Posted by: gebs | October 6, 2008

Faith, Hope and Love – Beyond the Mere Intellect

Faith exists outside the realm of mere ideas.  All knowledge is ultimately a theory.  In other words, all that we take to be true is somehow based on a theory.  Knowledge changes with time as more and more ideas develop from others, or at the expense of others.  Nothing we know can be the whole picture, as our phenomenologist friends tell us. 


Although we may have knowledge (develop theories) about our faith, faith itself is something beyond the intellect.  It can often work against the intellect, and demand things that do not make too much sense, as the classic example of Abraham tells us –who having been given a son by God, was asked to sacrifice him!  Although the intellect, therefore, may work in harmony with our faith, it is nevertheless something distinct from mere intellectual knowledge and cognition. 


Perhaps this is why our efforts to intellectually prove God’s existence, or even faith itself, are most often doomed to failure.  Both history and God have told us that there are no intellectual prerequisites for faith, and often it’s is the least knowledgeable which posses the strongest faith. 


If faith does not rest on our own intellectual merits therefore, it must be something which is given.  That is why faith is often referred to as a gift (grace).  If this is true we must also make the observation that although a gift may be given to us, it is nevertheless our task to unwrap it, otherwise its contents will remain hidden from our senses.  As soon as we begin unwrapping this gift of faith, however, we soon realise that we are engaged in a life ling process.  Faith takes a lifetime to unwrap and quite often we stop or take brakes during the process.


For the sake of our argument, and to help further clarify our understanding of faith, we will talk about love as being one of the most analogous terms we can use with faith.  Let’s see how faith is like love.  Arguable there are more of us who have experienced the confusion and painfulness of trying to follow the path of love in our lives, in contrast to that of faith.  Love is a painful thing to follow and this is often so because it also demands things of us which make little sense.  Our mind often fails when it comes to adopting the path of love in our life and too often love is the casualty.  Why is it that poetry and art speak most about love?  Mathematics (or pure logic) has little to say about love, because it exists for us, much the same way as faith does, as something beyond the more intellect.    


Our intellect is often the strongest component of our life.  Our idea of ‘self’ is itself seated in our intellect.  This is perhaps why the self is so incapacitated when it comes to mental illness, and sometimes it can disappear altogether.  We take so much refuge in our intellect as if it were the rock of our own existence, ignorant to the fact that if someday our mind collapses, all knowledge, including that of self, would disappear in the mist which created them.  All that matters in our life, at that point in our existence, (existentially and ontologically speaking) is the willingness of those around us to care and sustain our existence.  And despite our inability to know it at the time, it is only love that matters.  When we see people in nursing homes that have lost their mind, we can witness the reality of these remarks.  For such people, knowledge is no longer possible as they have lost all power over every aspect of their lives.  They still breathe, however, and are with us.  They are not only there to show us the vanity of all knowledge but also to reveal the primacy of love in our lives.  Love does not have to make sense for it to exist, and perhaps the belief that it does, is evident in the fact that we often abandon those of which it makes no sense to love; the undeserved or the abandoned for example.  On the contrary, we demand that love makes sense in our lives; we demand that those whom we choose to love conform to our selfish preferences.  We want love to conform to us, not us to it.  Love, however, like faith, is not a conformist.  It is something beyond our intellectual abilities, and it often demands that we actively and submissively mould our intellect around it.  It is the body which we must clothe. 

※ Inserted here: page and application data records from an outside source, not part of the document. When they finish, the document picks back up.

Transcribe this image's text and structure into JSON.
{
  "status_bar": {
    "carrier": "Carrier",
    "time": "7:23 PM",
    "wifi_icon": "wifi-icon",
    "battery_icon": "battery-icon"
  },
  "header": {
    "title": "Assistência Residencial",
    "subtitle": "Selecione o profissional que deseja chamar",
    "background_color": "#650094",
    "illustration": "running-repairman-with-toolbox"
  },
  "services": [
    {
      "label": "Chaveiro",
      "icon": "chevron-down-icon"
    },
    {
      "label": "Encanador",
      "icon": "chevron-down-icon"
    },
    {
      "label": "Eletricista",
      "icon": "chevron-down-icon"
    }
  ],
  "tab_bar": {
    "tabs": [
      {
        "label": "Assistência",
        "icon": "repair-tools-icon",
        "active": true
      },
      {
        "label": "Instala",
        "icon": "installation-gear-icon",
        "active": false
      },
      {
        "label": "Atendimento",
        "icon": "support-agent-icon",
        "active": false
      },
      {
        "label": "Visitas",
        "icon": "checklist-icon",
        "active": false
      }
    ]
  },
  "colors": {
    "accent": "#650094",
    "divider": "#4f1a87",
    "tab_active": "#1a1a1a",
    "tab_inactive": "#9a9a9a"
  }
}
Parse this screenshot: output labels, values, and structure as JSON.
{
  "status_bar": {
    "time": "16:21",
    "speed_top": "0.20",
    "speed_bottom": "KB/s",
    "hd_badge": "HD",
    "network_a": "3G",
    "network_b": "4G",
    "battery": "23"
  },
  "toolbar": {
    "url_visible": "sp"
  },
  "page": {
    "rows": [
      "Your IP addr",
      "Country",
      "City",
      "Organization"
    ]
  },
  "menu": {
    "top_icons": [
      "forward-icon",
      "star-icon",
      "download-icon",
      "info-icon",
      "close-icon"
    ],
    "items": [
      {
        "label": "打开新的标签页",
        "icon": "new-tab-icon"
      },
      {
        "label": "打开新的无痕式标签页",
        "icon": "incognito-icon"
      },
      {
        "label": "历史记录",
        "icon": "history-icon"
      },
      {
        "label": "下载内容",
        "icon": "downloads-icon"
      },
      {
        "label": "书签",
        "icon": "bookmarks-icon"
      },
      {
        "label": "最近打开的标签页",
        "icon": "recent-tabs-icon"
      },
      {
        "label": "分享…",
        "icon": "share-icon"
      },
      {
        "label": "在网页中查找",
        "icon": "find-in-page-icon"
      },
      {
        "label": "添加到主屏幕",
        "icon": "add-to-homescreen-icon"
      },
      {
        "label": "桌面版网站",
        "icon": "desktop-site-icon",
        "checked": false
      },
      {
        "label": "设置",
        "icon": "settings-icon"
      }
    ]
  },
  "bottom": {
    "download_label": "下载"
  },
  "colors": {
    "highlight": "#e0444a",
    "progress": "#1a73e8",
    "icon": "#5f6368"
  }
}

Hope is also like this.  Hope is the ability to believe in something contrary to all facts and expectations.  It is the ability to see a brighter day ahead, despite the darkness one finds them self in.  It often exists contrary to reason.  We all hope, for example, that one day peace will rule the earth, despite the inability of our intellect to see how this will come about.  Hope is the often unseen ability to live despite the hopelessness of our existence.  Like so many of my Western counterparts, I am often puzzled by the human capacity to prolong human life despite the horror and suffering which may surround those less fortunate than our selves.  When I see poor and dying people of our world, who work for their hopeless existence, I am often amazed at the perseverance of human nature to continue fighting against all the odds.  Although, we in the West see little of the hope which lives in our hearts, it is clearly evident in the lives of those underprivileged and war torn in our world.  When all else is gone, whether we know it or not, it is hope that keeps the human being going.    


  1. You have really put your heart into this post and you do share some eye-opening insights. It is true that,”When all else is gone, whether we know it or not, it is hope that keeps the human being going” Amen to that!

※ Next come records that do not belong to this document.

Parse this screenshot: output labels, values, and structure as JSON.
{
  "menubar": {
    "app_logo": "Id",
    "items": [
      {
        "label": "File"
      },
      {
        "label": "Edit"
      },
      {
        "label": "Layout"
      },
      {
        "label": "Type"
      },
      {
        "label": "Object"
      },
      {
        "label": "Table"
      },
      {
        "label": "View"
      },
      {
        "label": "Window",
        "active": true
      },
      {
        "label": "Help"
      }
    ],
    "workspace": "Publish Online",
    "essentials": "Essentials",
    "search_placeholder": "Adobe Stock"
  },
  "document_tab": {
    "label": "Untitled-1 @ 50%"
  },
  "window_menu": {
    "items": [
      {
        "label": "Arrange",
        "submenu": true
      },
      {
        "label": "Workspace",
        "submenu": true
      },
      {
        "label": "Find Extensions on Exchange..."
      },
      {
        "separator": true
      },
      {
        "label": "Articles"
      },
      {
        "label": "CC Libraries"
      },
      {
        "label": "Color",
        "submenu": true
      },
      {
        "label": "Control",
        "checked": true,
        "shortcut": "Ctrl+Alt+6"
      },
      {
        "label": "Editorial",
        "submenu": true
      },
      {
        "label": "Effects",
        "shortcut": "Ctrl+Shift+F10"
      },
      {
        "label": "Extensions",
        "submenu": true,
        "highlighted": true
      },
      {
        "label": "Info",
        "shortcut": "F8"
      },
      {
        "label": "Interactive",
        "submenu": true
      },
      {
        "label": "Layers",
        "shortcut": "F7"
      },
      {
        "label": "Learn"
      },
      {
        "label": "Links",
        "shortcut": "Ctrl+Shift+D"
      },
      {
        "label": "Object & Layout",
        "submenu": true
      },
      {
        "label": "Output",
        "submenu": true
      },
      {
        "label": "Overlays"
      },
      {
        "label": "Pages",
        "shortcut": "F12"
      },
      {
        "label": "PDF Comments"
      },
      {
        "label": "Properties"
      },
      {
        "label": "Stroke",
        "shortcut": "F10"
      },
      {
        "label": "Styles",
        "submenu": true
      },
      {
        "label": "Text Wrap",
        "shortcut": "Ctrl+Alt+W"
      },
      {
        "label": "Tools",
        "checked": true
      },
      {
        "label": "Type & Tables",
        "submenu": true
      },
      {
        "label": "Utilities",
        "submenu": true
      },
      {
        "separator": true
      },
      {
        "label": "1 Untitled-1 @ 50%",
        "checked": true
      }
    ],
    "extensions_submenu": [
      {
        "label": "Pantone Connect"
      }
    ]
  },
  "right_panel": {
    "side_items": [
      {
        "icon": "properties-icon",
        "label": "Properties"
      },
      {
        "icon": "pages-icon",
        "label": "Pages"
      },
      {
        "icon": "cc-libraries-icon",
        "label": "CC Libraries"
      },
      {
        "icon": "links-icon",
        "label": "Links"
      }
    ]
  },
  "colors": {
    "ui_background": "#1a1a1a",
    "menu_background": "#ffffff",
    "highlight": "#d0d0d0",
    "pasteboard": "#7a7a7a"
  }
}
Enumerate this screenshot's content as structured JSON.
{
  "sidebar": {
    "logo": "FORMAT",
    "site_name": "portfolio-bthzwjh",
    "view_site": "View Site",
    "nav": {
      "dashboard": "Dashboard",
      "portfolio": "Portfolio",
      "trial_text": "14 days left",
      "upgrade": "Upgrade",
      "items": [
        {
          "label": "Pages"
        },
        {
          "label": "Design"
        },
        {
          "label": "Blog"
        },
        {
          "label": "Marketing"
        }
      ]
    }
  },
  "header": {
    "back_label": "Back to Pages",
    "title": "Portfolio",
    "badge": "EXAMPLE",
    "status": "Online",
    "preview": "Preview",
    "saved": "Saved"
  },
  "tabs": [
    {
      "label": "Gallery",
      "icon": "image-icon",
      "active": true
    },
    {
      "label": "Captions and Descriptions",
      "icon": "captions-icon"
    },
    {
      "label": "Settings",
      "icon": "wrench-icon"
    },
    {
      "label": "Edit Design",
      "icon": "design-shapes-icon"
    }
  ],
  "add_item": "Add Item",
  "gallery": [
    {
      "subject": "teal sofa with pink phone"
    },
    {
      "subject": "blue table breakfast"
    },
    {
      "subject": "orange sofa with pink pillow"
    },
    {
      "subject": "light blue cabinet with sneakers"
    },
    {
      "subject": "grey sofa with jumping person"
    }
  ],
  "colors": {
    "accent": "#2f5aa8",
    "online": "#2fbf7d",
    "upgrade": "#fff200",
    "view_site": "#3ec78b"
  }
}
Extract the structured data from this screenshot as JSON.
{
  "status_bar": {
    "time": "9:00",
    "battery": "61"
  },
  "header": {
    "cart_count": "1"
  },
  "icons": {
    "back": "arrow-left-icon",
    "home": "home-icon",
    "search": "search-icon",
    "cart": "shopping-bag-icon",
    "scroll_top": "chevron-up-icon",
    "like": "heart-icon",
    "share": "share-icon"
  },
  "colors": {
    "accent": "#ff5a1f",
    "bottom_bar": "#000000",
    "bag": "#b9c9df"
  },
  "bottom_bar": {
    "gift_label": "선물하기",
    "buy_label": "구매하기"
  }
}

Leave a Reply

Fill in your details below or click an icon to log in: Logo

You are commenting using your account. Log Out /  Change )

Google+ photo

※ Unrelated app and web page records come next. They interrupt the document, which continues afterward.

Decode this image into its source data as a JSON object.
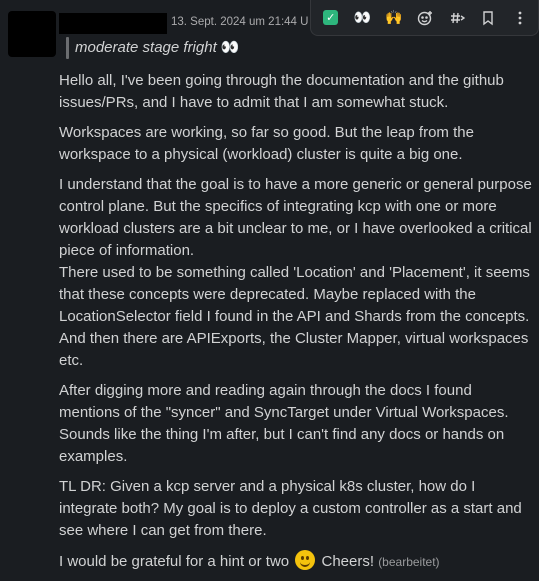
{
  "message": {
    "timestamp": "13. Sept. 2024 um 21:44 U",
    "status_text": "moderate stage fright",
    "status_emoji": "👀",
    "paragraphs": [
      "Hello all, I've been going through the documentation and the github issues/PRs, and I have to admit that I am somewhat stuck.",
      "Workspaces are working, so far so good. But the leap from the workspace to a physical (workload) cluster is quite a big one.",
      "I understand that the goal is to have a more generic or general purpose control plane. But the specifics of integrating kcp with one or more workload clusters are a bit unclear to me, or I have overlooked a critical piece of information.",
      "There used to be something called 'Location' and 'Placement', it seems that these concepts were deprecated. Maybe replaced with the LocationSelector field I found in the API and Shards from the concepts. And then there are APIExports, the Cluster Mapper, virtual workspaces etc.",
      "After digging more and reading again through the docs I found mentions of the \"syncer\" and SyncTarget under Virtual Workspaces. Sounds like the thing I'm after, but I can't find any docs or hands on examples.",
      "TL DR: Given a kcp server and a physical k8s cluster, how do I integrate both? My goal is to deploy a custom controller as a start and see where I can get from there."
    ],
    "last_line_before": "I would be grateful for a hint or two",
    "last_line_after": "Cheers!",
    "edited_label": "(bearbeitet)"
  },
  "toolbar": {
    "items": [
      {
        "name": "react-check",
        "icon": "check-mark-icon",
        "glyph": "✓"
      },
      {
        "name": "react-eyes",
        "icon": "eyes-emoji-icon",
        "glyph": "👀"
      },
      {
        "name": "react-raised-hands",
        "icon": "raised-hands-emoji-icon",
        "glyph": "🙌"
      },
      {
        "name": "add-reaction",
        "icon": "add-reaction-icon"
      },
      {
        "name": "reply-in-thread",
        "icon": "thread-icon"
      },
      {
        "name": "save",
        "icon": "bookmark-icon"
      },
      {
        "name": "more-actions",
        "icon": "more-vertical-icon"
      }
    ]
  }
}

You are commenting using your Google+ account. Log Out /  Change )

Twitter picture

You are commenting using your Twitter account. Log Out /  Change )

Facebook photo

You are commenting using your Facebook account. Log Out /  Change )

Connecting to %s


%d bloggers like this: